The Current System
As things presently stand, U.S. government emergency alerts are only sent out through traditional telecommunications channels — terrestrial broadcasters, cable and wireless television providers, satellite audio radio service and television providers, and mobile cellular networks.
This means that you can get an emergency alert on your television or radio, but only if you’re watching traditional programming or listening to a traditional radio station. Similarly, you can receive alerts on an iPhone, Apple Watch, or iPad when it’s connected to an LTE network, but not when you’re only on Wi-Fi only, as there is currently no internet pathway for emergency alerts to take.
This is the main reason why we were skeptical that tvOS 13 was actually receiving emergency alerts. While it would theoretically be possible for a provider such as Apple to collect emergency alerts and transmit them to the Apple TV over the internet, issues around location privacy would make this a challenge to ensure that users only received alerts that were relevant to their particular area.
How It Could Work
An expansion of emergency alerts to audio and video streaming services may sound simple on the surface, but it’s really not just a matter of broadcasting alerts to Apple users — there would actually be a number of issues that would need to be worked out if the alerts were to be targeted in the way that they’re designed to.
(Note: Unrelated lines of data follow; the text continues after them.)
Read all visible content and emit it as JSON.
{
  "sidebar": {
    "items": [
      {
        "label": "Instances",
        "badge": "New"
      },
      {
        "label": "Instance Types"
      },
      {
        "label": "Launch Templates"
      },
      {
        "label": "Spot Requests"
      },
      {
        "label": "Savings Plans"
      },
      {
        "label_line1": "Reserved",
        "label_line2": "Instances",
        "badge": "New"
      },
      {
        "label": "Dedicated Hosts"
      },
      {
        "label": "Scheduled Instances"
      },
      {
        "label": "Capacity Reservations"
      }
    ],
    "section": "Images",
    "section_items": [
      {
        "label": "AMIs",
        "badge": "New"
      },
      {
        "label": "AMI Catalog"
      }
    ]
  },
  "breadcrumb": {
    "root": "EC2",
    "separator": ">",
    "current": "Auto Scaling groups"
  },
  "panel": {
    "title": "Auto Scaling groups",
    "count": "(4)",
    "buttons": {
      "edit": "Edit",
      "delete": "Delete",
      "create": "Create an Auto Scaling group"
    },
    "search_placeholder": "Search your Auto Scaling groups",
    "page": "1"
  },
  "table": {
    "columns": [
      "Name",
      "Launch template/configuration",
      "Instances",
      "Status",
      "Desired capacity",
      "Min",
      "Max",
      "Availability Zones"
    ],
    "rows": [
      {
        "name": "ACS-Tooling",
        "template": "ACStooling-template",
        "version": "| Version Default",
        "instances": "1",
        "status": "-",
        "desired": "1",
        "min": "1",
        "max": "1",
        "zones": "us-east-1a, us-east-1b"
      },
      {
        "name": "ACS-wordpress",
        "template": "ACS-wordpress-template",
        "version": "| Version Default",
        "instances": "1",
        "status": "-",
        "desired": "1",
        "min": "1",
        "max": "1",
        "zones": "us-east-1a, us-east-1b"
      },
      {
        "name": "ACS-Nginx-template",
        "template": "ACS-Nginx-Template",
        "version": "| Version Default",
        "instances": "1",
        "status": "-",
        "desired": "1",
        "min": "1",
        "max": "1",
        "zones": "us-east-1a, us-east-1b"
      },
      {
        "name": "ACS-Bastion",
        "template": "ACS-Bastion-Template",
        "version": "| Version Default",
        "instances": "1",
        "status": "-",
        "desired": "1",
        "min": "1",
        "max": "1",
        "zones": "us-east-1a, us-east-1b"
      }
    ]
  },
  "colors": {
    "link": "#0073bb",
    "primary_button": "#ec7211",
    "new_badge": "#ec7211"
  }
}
Firstly, Apple would need to develop a way to take location information into account, and with Apple’s penchant for user privacy, collecting and tracking the locations of its users to determine who to send alerts to would probably be out of the question. A more feasible solution would be to broadcast all alerts to all Apple subscribers, tagged to indicate what areas they’re for, and then rely on the receiving devices to discard or ignore alerts that are not for them.
There would also be the question of how alerts would be handled on Apple’s mobile devices. For example, a user on an iPhone will already receive emergency alerts via the cellular network, and probably doesn’t need to receive a duplicate alert through Apple Music and/or Apple TV+. However, Apple also can’t simply assume that iPhone users are exempt from these kinds of streaming-based alerts.
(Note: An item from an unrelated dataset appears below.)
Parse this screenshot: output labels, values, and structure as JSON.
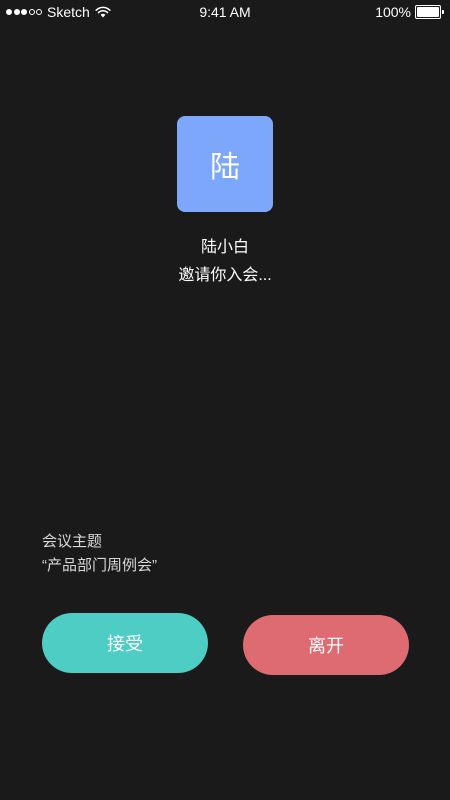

The system as it’s currently being proposed would also rely on an Apple TV user actively watching or listening to a streaming service, since the alerts would be transmitted through those channels. In an ideal situation, however, Apple and policy makers should build a solution that could notify users of an emergency alert on their set-top boxes regardless of what app is being used, or even if it’s just sitting at the screensaver.
While none of these problems are difficult to solve, it does demonstrate that there’s a lot more to implementing this solution properly in a digital streaming world than the old broadcast television methods addressed. Hopefully lawmakers will realize this as they’re exploring bringing emergency alerts to more modern technology platforms.